Then one day I just decided that I wouldn’t take it anymore. Saying no didn’t make me evil, and being assertive didn’t equal bitch. If you asked me for too much I was happy to say the sacred two-letter word. N-O! And I would do so with relish because it empowered me. If an individual made a comment that I felt belittled me I would pull them aside and let them know how it made me feel. If someone came to me with a character flaw that she wanted to “help” me with, I would listen with one ear and keep it if it was actually true. I was on a roll and it felt good.

I realize now that I was receiving crap because I felt I deserved crap, but once I realized that I needed respect, I sure as hell demanded it. Shoot! Now that I have tasted heaven, I am no longer returning to the hell that was my personal relationships.

Were there ever moments where you accepted disrespect?

“Whenever you find yourself on the side of the majority, it is time to pause and reflect.”
― Mark Twain

It’s very comfortable to be in tune with popular opinion. It’s easier to just move with the flow and find camaraderie with your social circle. But consider the dissenting voice, the one person who acknowledges the elephant in  the room and ask yourself why she is ignored. Is there a merit of truth in what she says? Why is everyone determined to silence her? And why is she persisting despite the detriment to her social net-worth? Sometimes siding with the majority comes at a cost you maybe unwilling to pay.

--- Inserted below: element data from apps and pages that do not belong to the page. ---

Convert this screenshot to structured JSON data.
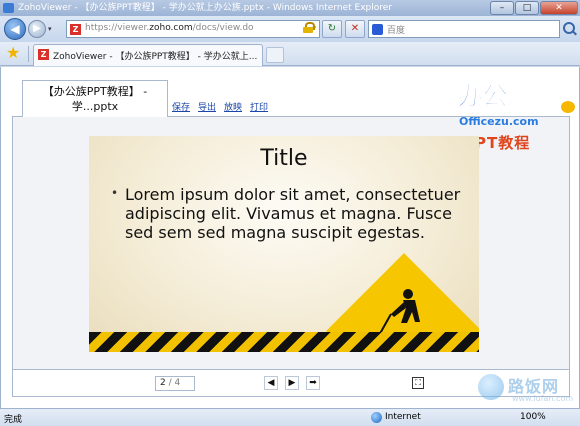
{
  "window": {
    "title": "ZohoViewer - 【办公族PPT教程】 - 学办公就上办公族.pptx - Windows Internet Explorer",
    "minimize": "–",
    "maximize": "□",
    "close": "✕"
  },
  "addressbar": {
    "url_prefix": "https://viewer.",
    "url_domain": "zoho.com",
    "url_path": "/docs/view.do",
    "back_glyph": "◀",
    "forward_glyph": "▶",
    "refresh_glyph": "↻",
    "stop_glyph": "✕",
    "dropdown": "▾",
    "search_placeholder": "百度"
  },
  "tabs": {
    "favicon": "Z",
    "active_title": "ZohoViewer - 【办公族PPT教程】 - 学办公就上..."
  },
  "document": {
    "tab_title_line1": "【办公族PPT教程】 -",
    "tab_title_line2": "学...pptx",
    "actions": [
      "保存",
      "导出",
      "放映",
      "打印"
    ]
  },
  "brand": {
    "cn": "办公族",
    "en": "Officezu.com",
    "ppt": "PPT教程"
  },
  "slide": {
    "title": "Title",
    "bullet": "•",
    "body": "Lorem ipsum dolor sit amet, consectetuer adipiscing elit. Vivamus et magna. Fusce sed sem sed magna suscipit egestas."
  },
  "pager": {
    "current": "2",
    "total": "/ 4",
    "prev_glyph": "◀",
    "play_glyph": "▶",
    "next_glyph": "➡",
    "fullscreen_glyph": "⛶"
  },
  "statusbar": {
    "status": "完成",
    "zone": "Internet",
    "zoom": "100%"
  },
  "watermark": {
    "text": "路饭网",
    "sub": "www.lufan.com"
  }
}
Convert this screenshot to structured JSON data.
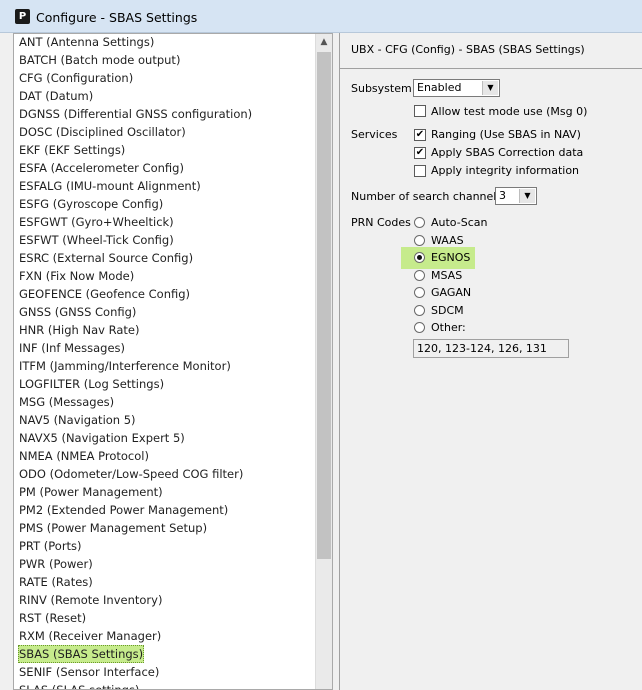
{
  "window": {
    "title": "Configure - SBAS Settings",
    "icon_letter": "P"
  },
  "list": {
    "items": [
      "ANT (Antenna Settings)",
      "BATCH (Batch mode output)",
      "CFG (Configuration)",
      "DAT (Datum)",
      "DGNSS (Differential GNSS configuration)",
      "DOSC (Disciplined Oscillator)",
      "EKF (EKF Settings)",
      "ESFA (Accelerometer Config)",
      "ESFALG (IMU-mount Alignment)",
      "ESFG (Gyroscope Config)",
      "ESFGWT (Gyro+Wheeltick)",
      "ESFWT (Wheel-Tick Config)",
      "ESRC (External Source Config)",
      "FXN (Fix Now Mode)",
      "GEOFENCE (Geofence Config)",
      "GNSS (GNSS Config)",
      "HNR (High Nav Rate)",
      "INF (Inf Messages)",
      "ITFM (Jamming/Interference Monitor)",
      "LOGFILTER (Log Settings)",
      "MSG (Messages)",
      "NAV5 (Navigation 5)",
      "NAVX5 (Navigation Expert 5)",
      "NMEA (NMEA Protocol)",
      "ODO (Odometer/Low-Speed COG filter)",
      "PM (Power Management)",
      "PM2 (Extended Power Management)",
      "PMS (Power Management Setup)",
      "PRT (Ports)",
      "PWR (Power)",
      "RATE (Rates)",
      "RINV (Remote Inventory)",
      "RST (Reset)",
      "RXM (Receiver Manager)",
      "SBAS (SBAS Settings)",
      "SENIF (Sensor Interface)",
      "SLAS (SLAS settings)"
    ],
    "selected": "SBAS (SBAS Settings)",
    "scroll_up_glyph": "▲"
  },
  "panel": {
    "header": "UBX - CFG (Config) - SBAS (SBAS Settings)",
    "subsystem_label": "Subsystem",
    "subsystem_value": "Enabled",
    "test_mode_label": "Allow test mode use (Msg 0)",
    "test_mode_checked": false,
    "services_label": "Services",
    "services": [
      {
        "label": "Ranging (Use SBAS in NAV)",
        "checked": true
      },
      {
        "label": "Apply SBAS Correction data",
        "checked": true
      },
      {
        "label": "Apply integrity information",
        "checked": false
      }
    ],
    "channels_label": "Number of search channels",
    "channels_value": "3",
    "prn_label": "PRN Codes",
    "prn_options": [
      "Auto-Scan",
      "WAAS",
      "EGNOS",
      "MSAS",
      "GAGAN",
      "SDCM",
      "Other:"
    ],
    "prn_selected": "EGNOS",
    "other_value": "120, 123-124, 126, 131",
    "check_glyph": "✔",
    "dropdown_glyph": "▼"
  },
  "colors": {
    "selection_highlight": "#c6eb8c",
    "titlebar": "#d6e4f3"
  }
}
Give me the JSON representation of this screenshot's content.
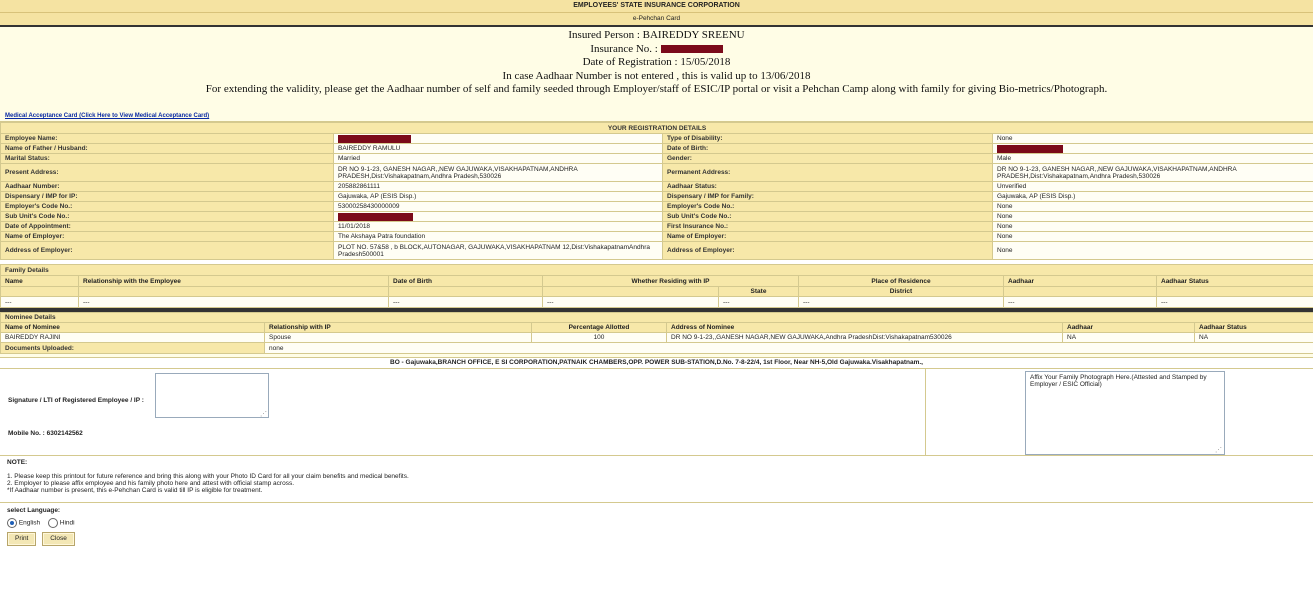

“If you don’t stand for something you will fall for anything.”
― Malcolm X

These days it seems like there are many people who fall into the middle when it comes to personal beliefs. It could be because they fear being ridiculed if their beliefs fall too far away from popular opinion, or they just have no opinion. Either way it is important to have a personal dogma because it is what guides you in determining what your moral right and wrong is; it is how you are able to navigate the grey areas in life. Without having roots that keep you grounded you will always swept into the crowd of what’s popular even if its unfounded and lacks rationale. So reflect on your life and decide what you stand for.

“It is better to be hated for what you are than to be loved for what you are not.”
― André Gide, Autumn Leaves

I feel that as people we always want to be apart of a larger community even to the detriment of our individual characters. By no means should a person strive to cause dissent wherever she goes, but she should have the strength to show her inner-self despite how others may take it.

“To be yourself in a world that is constantly trying to make you something else is the greatest accomplishment.”
― Ralph Waldo Emerson

How often is our individuality celebrated? There is only one version of you in this world, keep your value up by remaining rare.